◆ **Task instructions**
Scan the listing for the word "true" and report every line that contains it.

◆ **Source records**
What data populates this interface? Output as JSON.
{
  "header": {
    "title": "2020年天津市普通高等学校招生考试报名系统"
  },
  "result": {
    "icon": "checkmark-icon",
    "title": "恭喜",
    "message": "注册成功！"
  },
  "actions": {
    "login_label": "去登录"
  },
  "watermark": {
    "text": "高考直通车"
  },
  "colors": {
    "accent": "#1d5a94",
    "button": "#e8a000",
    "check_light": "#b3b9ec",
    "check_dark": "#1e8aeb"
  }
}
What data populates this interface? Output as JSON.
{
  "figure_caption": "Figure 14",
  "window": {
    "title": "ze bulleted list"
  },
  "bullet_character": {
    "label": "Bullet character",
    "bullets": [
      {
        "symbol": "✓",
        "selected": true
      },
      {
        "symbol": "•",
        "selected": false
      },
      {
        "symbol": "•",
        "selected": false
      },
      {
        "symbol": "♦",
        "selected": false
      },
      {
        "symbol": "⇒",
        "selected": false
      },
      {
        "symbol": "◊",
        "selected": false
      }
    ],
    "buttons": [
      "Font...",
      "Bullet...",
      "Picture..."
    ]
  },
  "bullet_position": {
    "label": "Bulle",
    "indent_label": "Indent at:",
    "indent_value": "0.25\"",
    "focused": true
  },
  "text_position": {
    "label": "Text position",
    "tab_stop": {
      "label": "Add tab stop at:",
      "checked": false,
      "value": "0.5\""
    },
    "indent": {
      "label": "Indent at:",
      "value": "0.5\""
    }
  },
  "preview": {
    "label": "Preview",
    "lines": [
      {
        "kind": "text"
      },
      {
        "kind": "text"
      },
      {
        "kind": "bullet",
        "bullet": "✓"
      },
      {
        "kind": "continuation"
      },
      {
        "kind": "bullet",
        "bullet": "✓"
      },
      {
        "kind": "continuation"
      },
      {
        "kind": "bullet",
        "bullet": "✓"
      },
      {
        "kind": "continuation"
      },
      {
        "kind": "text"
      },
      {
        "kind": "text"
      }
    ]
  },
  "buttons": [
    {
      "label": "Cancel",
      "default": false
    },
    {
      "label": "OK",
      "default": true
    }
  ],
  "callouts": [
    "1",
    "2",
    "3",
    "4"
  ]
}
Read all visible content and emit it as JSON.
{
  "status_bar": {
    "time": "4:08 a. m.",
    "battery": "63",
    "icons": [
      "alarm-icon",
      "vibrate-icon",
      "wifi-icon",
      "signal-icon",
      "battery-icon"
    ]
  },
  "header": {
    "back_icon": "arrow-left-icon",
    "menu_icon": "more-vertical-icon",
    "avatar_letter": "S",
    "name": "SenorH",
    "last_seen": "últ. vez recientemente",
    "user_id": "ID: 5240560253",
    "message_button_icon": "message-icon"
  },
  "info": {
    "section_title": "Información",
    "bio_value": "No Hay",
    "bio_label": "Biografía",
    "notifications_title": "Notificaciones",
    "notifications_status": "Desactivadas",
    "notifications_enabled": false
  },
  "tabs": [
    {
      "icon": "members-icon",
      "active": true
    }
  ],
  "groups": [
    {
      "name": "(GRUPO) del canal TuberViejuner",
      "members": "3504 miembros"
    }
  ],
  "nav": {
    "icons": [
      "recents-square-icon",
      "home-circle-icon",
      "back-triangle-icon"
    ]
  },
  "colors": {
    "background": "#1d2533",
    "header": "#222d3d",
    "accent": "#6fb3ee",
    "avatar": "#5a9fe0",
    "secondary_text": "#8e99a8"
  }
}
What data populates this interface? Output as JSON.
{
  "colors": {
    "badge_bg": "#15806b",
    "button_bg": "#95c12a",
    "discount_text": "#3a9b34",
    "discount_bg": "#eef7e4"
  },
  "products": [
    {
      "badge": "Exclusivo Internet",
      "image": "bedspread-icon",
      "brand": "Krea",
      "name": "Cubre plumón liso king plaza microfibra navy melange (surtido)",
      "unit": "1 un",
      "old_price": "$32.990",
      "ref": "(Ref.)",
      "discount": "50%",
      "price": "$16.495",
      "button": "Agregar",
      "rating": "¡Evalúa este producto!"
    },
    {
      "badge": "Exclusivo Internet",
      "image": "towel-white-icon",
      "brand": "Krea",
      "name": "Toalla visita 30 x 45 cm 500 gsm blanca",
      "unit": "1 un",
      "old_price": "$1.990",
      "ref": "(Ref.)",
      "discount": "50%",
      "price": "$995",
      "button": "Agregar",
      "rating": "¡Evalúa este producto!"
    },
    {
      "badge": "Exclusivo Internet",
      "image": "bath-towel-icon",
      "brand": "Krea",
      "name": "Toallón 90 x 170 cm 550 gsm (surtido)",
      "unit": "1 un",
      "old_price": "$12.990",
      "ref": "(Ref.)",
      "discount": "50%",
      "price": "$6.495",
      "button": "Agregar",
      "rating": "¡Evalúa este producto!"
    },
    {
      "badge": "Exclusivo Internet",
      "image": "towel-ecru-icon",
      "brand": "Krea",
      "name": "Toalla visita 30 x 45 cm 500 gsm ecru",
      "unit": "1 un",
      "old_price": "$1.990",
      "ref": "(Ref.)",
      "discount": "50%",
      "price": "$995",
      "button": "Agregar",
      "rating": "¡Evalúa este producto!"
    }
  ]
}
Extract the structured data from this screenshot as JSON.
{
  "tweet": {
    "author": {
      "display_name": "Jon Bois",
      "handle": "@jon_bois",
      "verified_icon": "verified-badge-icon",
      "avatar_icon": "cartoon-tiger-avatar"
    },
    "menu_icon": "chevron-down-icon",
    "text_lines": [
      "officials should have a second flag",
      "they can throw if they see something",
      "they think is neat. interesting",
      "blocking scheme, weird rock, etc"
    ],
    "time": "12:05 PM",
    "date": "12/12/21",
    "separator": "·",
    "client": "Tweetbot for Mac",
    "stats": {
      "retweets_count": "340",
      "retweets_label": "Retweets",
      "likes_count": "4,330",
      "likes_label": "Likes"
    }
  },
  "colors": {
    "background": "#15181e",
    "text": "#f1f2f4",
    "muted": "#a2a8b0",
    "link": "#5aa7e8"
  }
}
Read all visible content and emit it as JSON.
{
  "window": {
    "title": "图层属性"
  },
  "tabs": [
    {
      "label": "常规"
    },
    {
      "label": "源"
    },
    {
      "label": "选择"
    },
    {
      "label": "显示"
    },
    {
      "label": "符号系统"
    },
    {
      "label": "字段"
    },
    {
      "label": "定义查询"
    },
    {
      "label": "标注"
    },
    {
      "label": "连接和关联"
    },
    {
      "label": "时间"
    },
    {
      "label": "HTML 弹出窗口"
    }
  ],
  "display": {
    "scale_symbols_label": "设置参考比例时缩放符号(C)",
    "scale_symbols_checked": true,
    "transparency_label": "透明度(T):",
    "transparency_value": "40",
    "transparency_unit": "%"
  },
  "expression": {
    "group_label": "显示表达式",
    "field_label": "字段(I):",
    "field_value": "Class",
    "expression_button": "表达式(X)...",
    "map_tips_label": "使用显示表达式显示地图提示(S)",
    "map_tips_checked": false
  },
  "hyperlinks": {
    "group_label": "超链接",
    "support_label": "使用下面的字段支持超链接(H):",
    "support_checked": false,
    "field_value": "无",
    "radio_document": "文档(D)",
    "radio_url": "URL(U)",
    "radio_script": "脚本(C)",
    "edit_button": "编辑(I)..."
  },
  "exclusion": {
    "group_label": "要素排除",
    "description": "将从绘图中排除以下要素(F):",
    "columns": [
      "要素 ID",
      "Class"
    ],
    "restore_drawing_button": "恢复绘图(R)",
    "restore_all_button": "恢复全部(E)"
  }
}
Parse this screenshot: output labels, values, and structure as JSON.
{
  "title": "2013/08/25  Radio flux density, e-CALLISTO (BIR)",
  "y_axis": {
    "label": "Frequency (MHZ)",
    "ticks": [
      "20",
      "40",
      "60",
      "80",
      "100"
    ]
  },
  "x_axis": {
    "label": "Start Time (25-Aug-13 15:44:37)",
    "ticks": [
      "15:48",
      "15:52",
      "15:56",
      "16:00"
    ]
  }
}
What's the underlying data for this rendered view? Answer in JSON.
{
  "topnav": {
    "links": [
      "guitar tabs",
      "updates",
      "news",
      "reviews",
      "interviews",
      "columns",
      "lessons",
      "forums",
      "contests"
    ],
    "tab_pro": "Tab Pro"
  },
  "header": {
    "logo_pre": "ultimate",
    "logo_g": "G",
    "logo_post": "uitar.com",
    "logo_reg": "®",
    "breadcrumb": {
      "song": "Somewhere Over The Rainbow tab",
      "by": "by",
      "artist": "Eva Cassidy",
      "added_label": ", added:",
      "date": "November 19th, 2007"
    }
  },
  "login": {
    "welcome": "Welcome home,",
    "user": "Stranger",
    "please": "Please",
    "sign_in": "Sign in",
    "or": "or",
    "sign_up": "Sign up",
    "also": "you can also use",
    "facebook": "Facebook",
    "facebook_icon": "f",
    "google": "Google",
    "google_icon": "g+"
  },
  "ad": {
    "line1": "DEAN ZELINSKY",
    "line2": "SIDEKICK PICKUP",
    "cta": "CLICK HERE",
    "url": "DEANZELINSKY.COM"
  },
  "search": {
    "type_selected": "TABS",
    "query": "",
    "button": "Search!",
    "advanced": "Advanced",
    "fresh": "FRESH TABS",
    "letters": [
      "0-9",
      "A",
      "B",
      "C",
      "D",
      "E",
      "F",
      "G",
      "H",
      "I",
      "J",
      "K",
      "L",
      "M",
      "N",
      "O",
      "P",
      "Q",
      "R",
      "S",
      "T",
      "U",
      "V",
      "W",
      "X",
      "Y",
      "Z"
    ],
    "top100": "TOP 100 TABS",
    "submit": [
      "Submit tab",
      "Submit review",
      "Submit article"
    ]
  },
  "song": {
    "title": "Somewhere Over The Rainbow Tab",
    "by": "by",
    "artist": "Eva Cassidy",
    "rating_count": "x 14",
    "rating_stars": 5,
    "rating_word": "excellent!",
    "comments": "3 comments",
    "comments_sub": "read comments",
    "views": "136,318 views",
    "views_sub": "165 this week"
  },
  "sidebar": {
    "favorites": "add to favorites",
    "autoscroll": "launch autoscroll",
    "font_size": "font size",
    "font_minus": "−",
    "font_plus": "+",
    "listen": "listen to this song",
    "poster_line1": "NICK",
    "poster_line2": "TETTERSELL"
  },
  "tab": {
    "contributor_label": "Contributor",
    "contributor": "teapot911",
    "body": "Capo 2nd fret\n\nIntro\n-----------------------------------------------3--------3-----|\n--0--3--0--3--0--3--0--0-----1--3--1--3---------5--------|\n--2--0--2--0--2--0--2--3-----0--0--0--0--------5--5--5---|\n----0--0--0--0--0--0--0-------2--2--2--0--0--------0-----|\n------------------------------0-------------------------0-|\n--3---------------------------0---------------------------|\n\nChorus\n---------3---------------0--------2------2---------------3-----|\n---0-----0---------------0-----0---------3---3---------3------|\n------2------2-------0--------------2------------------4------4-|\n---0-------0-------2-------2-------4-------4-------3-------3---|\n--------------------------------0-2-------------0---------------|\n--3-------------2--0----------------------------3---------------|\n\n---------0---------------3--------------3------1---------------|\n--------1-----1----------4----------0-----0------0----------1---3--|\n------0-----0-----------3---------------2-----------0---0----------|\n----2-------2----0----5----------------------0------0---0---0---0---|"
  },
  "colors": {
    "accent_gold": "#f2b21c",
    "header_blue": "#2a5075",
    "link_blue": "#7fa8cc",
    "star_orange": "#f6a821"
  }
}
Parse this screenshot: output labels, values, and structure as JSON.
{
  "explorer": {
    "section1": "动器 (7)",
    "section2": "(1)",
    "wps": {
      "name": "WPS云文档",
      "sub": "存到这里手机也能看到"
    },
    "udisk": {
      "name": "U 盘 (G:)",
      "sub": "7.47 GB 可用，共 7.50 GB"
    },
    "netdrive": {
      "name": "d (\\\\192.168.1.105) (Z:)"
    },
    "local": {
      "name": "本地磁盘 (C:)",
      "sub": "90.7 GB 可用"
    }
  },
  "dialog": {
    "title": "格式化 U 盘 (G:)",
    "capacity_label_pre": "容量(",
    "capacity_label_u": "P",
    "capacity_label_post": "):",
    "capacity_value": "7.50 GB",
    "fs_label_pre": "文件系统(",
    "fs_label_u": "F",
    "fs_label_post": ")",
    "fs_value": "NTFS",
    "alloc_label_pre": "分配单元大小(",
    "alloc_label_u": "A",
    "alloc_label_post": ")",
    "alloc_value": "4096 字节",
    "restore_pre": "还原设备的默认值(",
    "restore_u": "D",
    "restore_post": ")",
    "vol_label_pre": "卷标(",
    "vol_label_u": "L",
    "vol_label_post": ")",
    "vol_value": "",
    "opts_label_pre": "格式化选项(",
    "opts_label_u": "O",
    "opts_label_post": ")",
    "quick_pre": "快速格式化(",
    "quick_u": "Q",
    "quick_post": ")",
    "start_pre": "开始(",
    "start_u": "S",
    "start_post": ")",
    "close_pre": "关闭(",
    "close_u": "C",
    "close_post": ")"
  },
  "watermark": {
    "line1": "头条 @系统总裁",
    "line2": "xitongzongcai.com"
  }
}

◆ **Exercise response**
        "selected": true
    "focused": true
      "default": true
      "active": true
    "scale_symbols_checked": true,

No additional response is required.